This is a tribute to my late dear friend, Geoffrey Richardson. We met 27 years ago after the company I was leading was acquired by his company, a London-based public company. He worked with me as my VP of Sales for the US operation. We made a good team and became best friends. • In 1990, we started an annual Hilton Head golf trip. This was our 25th year. Geoffrey picked me up but never made it through the weekend. Due to poor health, he returned to Atlanta on Friday and unexpectedly died in the hospital on Monday morning. A week after he picked me up for the weekend tournament, his ashes were being spread at Indian Hills Golf Club and at his cricket club in England.
“I’m not going to the memorial,” Kathy said.
“You have to go,” I said.
“He made every party fun. He won’t be there, so this isn’t going to be fun,” she said.
I had to agree.

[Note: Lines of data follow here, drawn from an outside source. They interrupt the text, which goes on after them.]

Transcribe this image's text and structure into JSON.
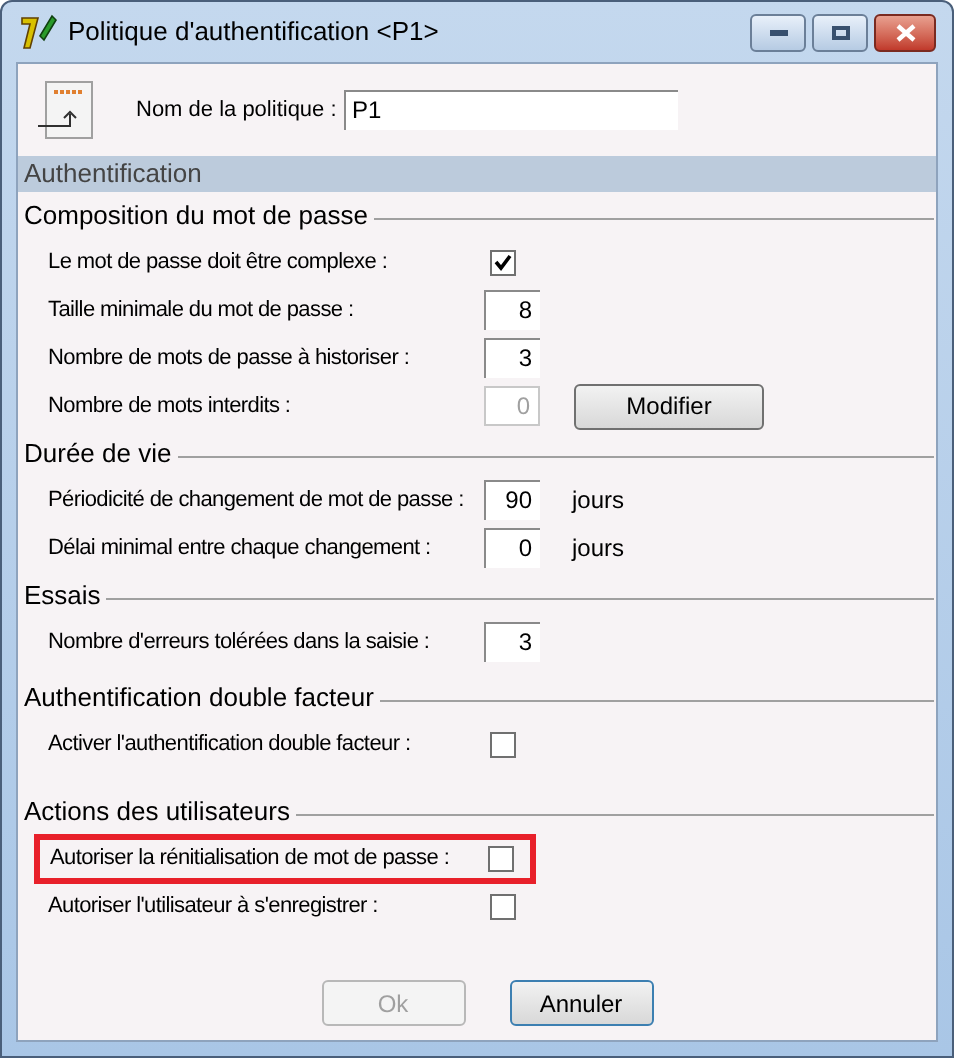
{
  "window": {
    "title": "Politique d'authentification <P1>"
  },
  "policy": {
    "label": "Nom de la politique :",
    "value": "P1"
  },
  "band": "Authentification",
  "sections": [
    {
      "title": "Composition du mot de passe",
      "rows": [
        {
          "kind": "checkbox",
          "label": "Le mot de passe doit être complexe :",
          "checked": true,
          "highlighted": false
        },
        {
          "kind": "number",
          "label": "Taille minimale du mot de passe :",
          "value": "8",
          "disabled": false,
          "highlighted": false
        },
        {
          "kind": "number",
          "label": "Nombre de mots de passe à historiser :",
          "value": "3",
          "disabled": false,
          "highlighted": false
        },
        {
          "kind": "number_button",
          "label": "Nombre de mots interdits :",
          "value": "0",
          "disabled": true,
          "button": "Modifier",
          "highlighted": false
        }
      ]
    },
    {
      "title": "Durée de vie",
      "rows": [
        {
          "kind": "number_unit",
          "label": "Périodicité de changement de mot de passe :",
          "value": "90",
          "disabled": false,
          "unit": "jours",
          "highlighted": false
        },
        {
          "kind": "number_unit",
          "label": "Délai minimal entre chaque changement :",
          "value": "0",
          "disabled": false,
          "unit": "jours",
          "highlighted": false
        }
      ]
    },
    {
      "title": "Essais",
      "rows": [
        {
          "kind": "number",
          "label": "Nombre d'erreurs tolérées dans la saisie :",
          "value": "3",
          "disabled": false,
          "highlighted": false
        }
      ]
    },
    {
      "title": "Authentification double facteur",
      "rows": [
        {
          "kind": "checkbox",
          "label": "Activer l'authentification double facteur :",
          "checked": false,
          "highlighted": false
        }
      ]
    },
    {
      "title": "Actions des utilisateurs",
      "rows": [
        {
          "kind": "checkbox",
          "label": "Autoriser la rénitialisation de mot de passe :",
          "checked": false,
          "highlighted": true
        },
        {
          "kind": "checkbox",
          "label": "Autoriser l'utilisateur à s'enregistrer :",
          "checked": false,
          "highlighted": false
        }
      ]
    }
  ],
  "buttons": [
    {
      "label": "Ok",
      "disabled": true
    },
    {
      "label": "Annuler",
      "disabled": false
    }
  ]
}
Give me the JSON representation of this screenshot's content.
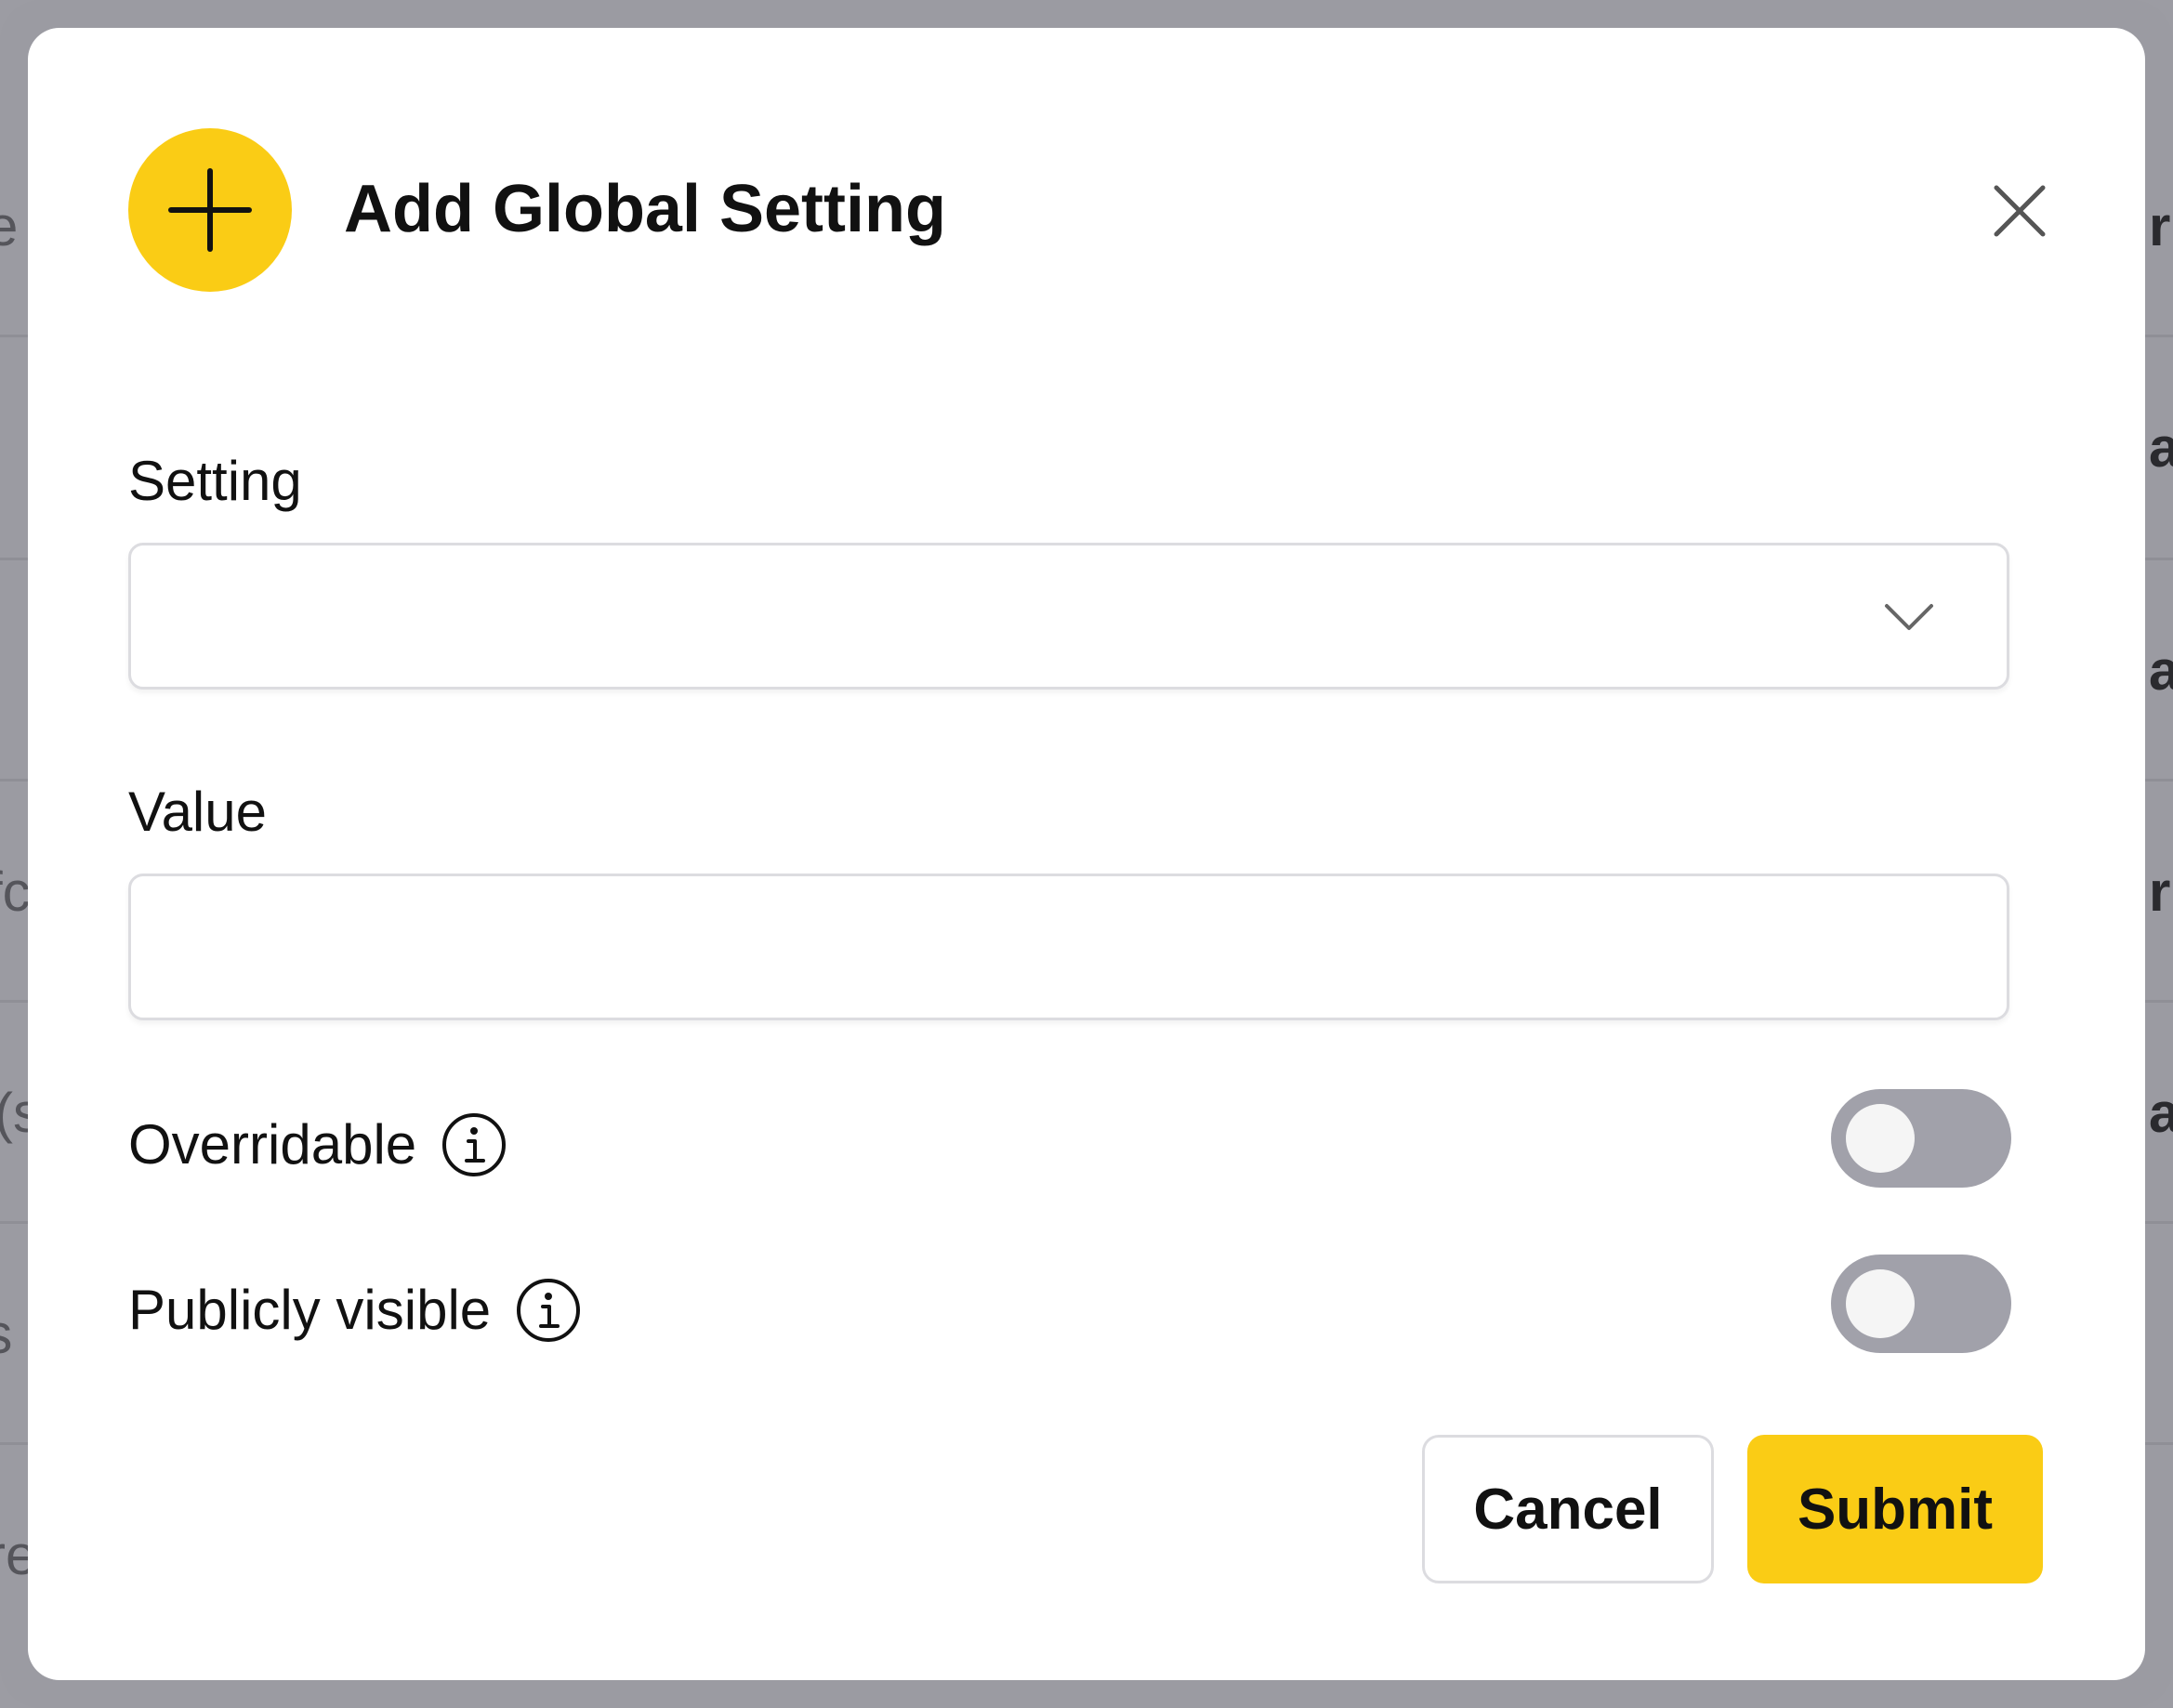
{
  "colors": {
    "accent": "#facc15",
    "overlay": "#9c9ca3",
    "toggle_off": "#a1a1aa",
    "border": "#dcdce0"
  },
  "background": {
    "left_fragments": [
      "e",
      "fc",
      "(s",
      "is",
      "re"
    ],
    "right_fragments": [
      "ru",
      "a",
      "a",
      "ru",
      "a"
    ]
  },
  "modal": {
    "header_icon": "plus-icon",
    "title": "Add Global Setting",
    "close_icon": "close-icon",
    "setting": {
      "label": "Setting",
      "selected_value": "",
      "icon": "chevron-down-icon"
    },
    "value": {
      "label": "Value",
      "current_value": ""
    },
    "overridable": {
      "label": "Overridable",
      "icon": "info-icon",
      "enabled": false
    },
    "publicly_visible": {
      "label": "Publicly visible",
      "icon": "info-icon",
      "enabled": false
    },
    "buttons": {
      "cancel_label": "Cancel",
      "submit_label": "Submit"
    }
  }
}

Geoffrey’s celebration of life memorial was a cocktail party at Indian Hills Country Club. It was an open bar, and they served his favorite hors d’oeuvres.
Despite Geoffrey’s plan, it wasn’t fun.
Observing a Changed Man
I was Geoffrey’s friend from the moment I met him in London in the board room of Computer People in September of 1988. We just connected. It was a man version of love at first sight. We trusted each other and loved each other. It was a 27-year love affair.
At age 40, through AA and some bold Christian friends, I came to accept Jesus Christ as my personal Lord and personal Savior. Ten years ago, Kathy and I were invited to Geoffrey’s 60th birthday party.
The guest list included his family and a small group of friends. It was there he said something about me to the gathering which I never forget. He said, “After knowing Charlie for 17 years, he is the only man I’ve ever known who changed. He is a different person than the man I first met.”
That’s when I knew he started seeking God. He wanted to know more. I asked him one day, “If I started a Bible Study 101 with a group of men, would you attend on a weekly basis?”
A 7 a.m. Commitment
He said, “Yes. When and where would we meet?”
“Seven a.m. every Friday morning at my office,” I replied.
That’s when he told me 7 a.m. is a ridiculous time, but for me he would do it. The group met every Friday at the crack of dawn at my office to study the Bible, and Geoffrey was there with us. He came for almost six months.
Geoffrey had a love for his fellow man and a thirst to know his Creator. I don’t know if he reconciled with God, but I believe he did. Over the last 10 years, we have had many conversations about Christianity, the Bible, Jesus, and salvation.
Our last dinner conversation lasted two hours. The question: Where does morality come from, man or God? He would always end our conversations with, “I envy your faith.”
Searching for Faith
I would say, “You can have the same faith. Just ask God for it.”
I believe he believed. Why would he want to argue about God all the time? To paraphrase Shakespeare, “Methinks he doth protest too much.” That was Geoffrey.
After completing my eulogy for Geoffrey, there was an open mic. Many of his friends and golf buddies shared their love for him. They laughed and cried as they told stories and expressed how Geoffrey was so special to them.
As they were speaking, his closest friends came up to me and shared their concern for Geoffrey’s eternal life.
One man told me this story. “Geoffrey and I were on a golf trip, and when he came downstairs one morning, he caught me reading my Bible. Geoffrey asked me, ‘Why do you read the Bible every morning?’ I told him that when I read the Bible I feel close to God as he speaks to me through his Word.”
He continued, “I never knew where Geoffrey was with God. I am so relieved he attended your Bible study. Hopefully, he learned God loved him and wanted to be in a relationship with him. I hope he made that choice in the end.”
This was just one of the conversations I had. All of these men and women were Christians, and they were in their late sixties and early seventies. Interestingly, none of the younger men and women who knew him said anything to me about his relationship with God.
Goodbye For Now
As we get older, our childhood faith transitions to hope as we begin attending our friends’ funerals. Faith in God is no longer simply a culturally acceptable concept. Faith in God is a reality. As life ends, we see clearly that God begins.
I will miss my friend Geoffrey. In fact, I am just now digging out of the last ten days of mourning. I am beginning to think more of the good times we had together rather than just focusing on him being gone.
I hope in those last couple of days in the hospital he asked Jesus to take him to the Father. This is my hope. I’ll see Geoffrey again. Goodbye for now, my friend.